It helps to have a reliable freezer. Mr. Young arrived at his roastery one day last year to find a mini-freezer had stopped working. Inside was unroasted Panamanian coffee that had cost more than $100 a pound. It had been frozen for nine months. It wasn’t anymore.
The unplanned thawing, he says, left the beans tasting no better than a $6-a-pound grade. Still, some of the beans were good enough to use in the regular espresso blend he sells to cafes. That week, he says, cafe customers were “drinking some of the best coffee in the world, just a very small amount of it in each cup.”

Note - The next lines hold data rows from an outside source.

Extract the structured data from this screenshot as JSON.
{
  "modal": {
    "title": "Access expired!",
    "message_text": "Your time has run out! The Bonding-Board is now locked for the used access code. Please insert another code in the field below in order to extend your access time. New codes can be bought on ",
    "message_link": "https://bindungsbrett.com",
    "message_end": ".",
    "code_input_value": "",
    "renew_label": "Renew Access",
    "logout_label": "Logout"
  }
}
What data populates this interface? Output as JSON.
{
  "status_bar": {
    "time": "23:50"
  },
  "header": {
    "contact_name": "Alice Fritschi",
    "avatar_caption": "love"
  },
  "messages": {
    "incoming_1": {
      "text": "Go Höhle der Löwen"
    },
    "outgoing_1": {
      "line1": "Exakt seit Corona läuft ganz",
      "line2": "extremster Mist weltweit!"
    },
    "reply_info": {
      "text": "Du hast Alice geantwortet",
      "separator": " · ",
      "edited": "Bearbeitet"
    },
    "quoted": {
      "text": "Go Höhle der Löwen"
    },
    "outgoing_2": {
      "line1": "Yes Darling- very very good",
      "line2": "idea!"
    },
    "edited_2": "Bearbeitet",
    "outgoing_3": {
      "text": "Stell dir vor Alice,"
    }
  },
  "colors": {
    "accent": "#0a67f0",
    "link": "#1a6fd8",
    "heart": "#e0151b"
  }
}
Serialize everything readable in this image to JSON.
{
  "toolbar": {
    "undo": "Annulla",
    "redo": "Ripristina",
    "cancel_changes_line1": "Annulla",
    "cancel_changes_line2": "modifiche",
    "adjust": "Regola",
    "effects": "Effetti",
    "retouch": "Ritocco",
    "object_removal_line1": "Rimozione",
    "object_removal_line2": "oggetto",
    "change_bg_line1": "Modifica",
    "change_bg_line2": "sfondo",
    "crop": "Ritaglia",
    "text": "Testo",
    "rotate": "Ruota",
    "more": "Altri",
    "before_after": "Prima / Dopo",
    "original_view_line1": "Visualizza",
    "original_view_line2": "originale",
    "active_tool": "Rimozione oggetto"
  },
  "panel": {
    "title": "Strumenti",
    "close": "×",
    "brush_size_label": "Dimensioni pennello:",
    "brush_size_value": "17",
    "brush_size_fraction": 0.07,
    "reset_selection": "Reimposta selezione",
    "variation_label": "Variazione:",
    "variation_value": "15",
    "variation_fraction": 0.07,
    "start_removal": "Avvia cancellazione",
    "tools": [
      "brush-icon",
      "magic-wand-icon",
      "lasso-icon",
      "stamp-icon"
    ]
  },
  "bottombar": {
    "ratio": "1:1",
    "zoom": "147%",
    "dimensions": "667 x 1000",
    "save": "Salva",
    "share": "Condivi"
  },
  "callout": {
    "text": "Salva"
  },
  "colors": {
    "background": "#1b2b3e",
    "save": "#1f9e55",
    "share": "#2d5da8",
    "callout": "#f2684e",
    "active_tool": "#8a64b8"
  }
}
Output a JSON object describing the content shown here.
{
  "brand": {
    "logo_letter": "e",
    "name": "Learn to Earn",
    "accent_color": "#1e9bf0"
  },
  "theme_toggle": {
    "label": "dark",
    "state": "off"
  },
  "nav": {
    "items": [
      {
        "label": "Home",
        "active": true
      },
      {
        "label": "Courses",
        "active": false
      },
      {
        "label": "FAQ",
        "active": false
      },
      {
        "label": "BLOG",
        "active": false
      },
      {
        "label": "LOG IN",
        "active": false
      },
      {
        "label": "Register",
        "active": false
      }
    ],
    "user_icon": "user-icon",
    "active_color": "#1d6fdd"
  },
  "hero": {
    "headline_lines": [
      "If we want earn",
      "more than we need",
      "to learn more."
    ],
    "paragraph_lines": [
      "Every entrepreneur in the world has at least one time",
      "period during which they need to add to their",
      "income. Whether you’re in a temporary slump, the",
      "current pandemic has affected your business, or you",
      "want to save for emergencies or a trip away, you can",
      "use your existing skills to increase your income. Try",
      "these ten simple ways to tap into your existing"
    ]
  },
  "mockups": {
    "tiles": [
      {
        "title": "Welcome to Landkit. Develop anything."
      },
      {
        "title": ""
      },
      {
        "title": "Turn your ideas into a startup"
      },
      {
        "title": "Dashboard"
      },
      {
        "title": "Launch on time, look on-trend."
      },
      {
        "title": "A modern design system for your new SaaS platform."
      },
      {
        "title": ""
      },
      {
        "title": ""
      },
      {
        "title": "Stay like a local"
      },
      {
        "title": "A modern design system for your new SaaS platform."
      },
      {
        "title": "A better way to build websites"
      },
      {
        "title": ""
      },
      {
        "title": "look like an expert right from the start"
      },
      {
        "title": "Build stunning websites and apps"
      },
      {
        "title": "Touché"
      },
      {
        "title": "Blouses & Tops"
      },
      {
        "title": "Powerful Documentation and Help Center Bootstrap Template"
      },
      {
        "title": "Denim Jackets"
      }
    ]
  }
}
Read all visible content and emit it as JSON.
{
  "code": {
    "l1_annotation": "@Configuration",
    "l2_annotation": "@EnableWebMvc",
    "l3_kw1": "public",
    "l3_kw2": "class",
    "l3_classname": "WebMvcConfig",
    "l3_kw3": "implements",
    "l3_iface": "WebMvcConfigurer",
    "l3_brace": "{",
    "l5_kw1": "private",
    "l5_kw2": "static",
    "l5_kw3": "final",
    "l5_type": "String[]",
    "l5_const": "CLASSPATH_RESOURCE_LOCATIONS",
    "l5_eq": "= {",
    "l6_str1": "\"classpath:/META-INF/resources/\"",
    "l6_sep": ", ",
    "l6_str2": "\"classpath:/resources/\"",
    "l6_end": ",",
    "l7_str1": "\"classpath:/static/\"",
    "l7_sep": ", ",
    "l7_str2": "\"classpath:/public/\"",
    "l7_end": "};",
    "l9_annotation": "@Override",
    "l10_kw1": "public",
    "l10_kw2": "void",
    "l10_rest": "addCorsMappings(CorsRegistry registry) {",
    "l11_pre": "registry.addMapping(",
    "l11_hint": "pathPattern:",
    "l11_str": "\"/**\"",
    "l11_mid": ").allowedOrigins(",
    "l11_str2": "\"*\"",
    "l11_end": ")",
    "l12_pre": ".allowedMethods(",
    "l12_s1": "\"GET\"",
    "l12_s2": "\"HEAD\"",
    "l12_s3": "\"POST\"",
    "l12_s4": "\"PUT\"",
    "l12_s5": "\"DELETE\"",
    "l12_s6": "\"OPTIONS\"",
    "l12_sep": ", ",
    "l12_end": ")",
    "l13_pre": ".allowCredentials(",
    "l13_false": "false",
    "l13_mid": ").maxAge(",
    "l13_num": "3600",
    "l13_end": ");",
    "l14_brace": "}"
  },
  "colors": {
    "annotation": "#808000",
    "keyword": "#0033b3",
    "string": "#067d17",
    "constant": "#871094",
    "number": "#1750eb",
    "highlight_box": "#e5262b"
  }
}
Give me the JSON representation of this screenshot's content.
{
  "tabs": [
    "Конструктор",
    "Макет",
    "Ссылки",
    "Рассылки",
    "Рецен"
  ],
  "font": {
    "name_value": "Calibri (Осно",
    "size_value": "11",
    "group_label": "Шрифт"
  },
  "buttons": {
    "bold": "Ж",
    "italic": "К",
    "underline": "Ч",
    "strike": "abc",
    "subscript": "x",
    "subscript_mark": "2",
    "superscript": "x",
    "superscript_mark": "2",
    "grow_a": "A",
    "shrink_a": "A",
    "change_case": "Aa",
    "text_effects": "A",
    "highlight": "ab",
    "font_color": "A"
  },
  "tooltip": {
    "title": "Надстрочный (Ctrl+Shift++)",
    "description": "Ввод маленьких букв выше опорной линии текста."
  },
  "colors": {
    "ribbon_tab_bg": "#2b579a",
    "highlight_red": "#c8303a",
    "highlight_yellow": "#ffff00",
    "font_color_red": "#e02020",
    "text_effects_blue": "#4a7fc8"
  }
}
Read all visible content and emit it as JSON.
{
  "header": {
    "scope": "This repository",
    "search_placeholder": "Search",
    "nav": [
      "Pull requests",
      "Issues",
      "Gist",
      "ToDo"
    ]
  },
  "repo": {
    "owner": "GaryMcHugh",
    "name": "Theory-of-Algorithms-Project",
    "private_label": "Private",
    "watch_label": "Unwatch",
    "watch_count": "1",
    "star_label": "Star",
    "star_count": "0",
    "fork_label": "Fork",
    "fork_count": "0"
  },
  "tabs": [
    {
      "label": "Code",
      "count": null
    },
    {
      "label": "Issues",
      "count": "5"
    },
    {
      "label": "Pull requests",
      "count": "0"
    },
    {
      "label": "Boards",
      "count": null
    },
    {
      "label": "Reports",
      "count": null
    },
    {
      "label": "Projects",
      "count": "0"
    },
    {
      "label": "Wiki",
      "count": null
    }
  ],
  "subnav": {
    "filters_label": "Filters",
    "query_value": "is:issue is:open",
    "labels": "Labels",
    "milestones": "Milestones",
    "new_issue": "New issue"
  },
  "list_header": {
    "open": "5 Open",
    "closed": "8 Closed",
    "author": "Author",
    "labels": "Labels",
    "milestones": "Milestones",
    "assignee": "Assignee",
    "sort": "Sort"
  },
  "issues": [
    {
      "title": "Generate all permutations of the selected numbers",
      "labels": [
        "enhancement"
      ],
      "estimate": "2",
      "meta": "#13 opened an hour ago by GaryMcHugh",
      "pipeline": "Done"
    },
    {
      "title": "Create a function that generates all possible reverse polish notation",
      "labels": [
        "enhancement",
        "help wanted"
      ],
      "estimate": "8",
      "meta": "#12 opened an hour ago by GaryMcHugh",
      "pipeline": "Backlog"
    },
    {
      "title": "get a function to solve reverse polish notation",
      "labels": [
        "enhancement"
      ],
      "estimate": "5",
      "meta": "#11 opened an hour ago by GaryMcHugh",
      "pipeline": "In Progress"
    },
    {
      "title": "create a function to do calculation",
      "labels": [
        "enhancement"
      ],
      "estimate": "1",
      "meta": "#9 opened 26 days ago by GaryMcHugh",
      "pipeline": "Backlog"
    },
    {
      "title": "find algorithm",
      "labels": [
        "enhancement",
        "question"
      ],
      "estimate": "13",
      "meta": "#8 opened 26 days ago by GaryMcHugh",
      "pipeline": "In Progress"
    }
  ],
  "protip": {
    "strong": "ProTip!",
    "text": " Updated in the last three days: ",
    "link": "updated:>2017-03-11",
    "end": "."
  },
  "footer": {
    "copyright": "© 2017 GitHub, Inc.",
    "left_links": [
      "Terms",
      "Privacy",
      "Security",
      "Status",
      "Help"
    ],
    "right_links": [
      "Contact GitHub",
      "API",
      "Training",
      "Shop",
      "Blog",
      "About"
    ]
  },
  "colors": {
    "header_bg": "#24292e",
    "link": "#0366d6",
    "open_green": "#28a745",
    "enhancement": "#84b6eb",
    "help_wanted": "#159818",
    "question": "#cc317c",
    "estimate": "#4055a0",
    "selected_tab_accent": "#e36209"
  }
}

Mr. Young upgraded to a freezer that cost about $3,000. He uses it to store ultrapremium coffee from Panama, Yemen and Costa Rica. Preserving it in a freezer just for a year would be a success. Mr. Young says unroasted beans typically start to degrade after six months, even if stored in a climate- and humidity-controlled warehouse.
George Howell, who runs his namesake coffee business in Boston, has about 200,000 pounds of unroasted beans in a warehouse used for frozen food. He also has several ice-cream freezers in his roastery to keep the more expensive beans, including a Guatemalan variety harvested back in 2012.
Still, Mr. Howell says about 10% of his frozen beans still degrade, probably because the beans weren’t properly dried after harvest.
“This has all been trial and error and just following what works,” he says. “We’re not scientists.”
Mike Cracknell, managing director of Vertue Coffee Roasters in Melbourne, tried freezing roasted coffee beans in a sandwich bag in his freezer at home. He says the coffee ended up tasting like rotten fruit. Subsequent experiments with a vacuum seal yielded better results, but he doesn’t think freezing beans will become standard practice for most roasters and cafes.
“It’s over-engineering,” he says. “When the majority of people might be enjoying their large cappuccino or their regular flat white with one sugar, there’s no need to do that.”
Such skepticism isn’t stopping some cafes. Customers at a new Sydney cafe run by ONA Coffee can order from what cafe manager Isaac Kim calls the “reserve menu.” The beans, already roasted, are stored in a freezer in single-serve, vacuum-sealed packs. Some coffee beans peak in flavor about 10 days after roasting and may start to degrade around the two-week mark, Mr. Kim says.
Carol Leong, who stopped by the ONA cafe with friends recently, said it was the first time she saw a barista take beans out of a freezer. “Just then I saw it and I was like, whoa, that’s pretty cool,” she said.
Ms. Sproule, from Tim Adams Specialty Coffee, didn’t win the Australian coffee championships, but she swears by her dry-ice technique. For optimal grinding, she says, she likes to get the beans to at least 58 degrees below zero.
At that temperature, she explains, “you get less fines and less boulders, and more like a shattered, uniform particle size.”
The winner of the contest was Matthew Lewin, who works at ONA. He said he used a portable freezer to chill his beans. At the main roasting facility in Canberra, Australia’s capital, ONA is looking to build a walk-in freezer.
Write to Mike Cherney at firstname.lastname@example.org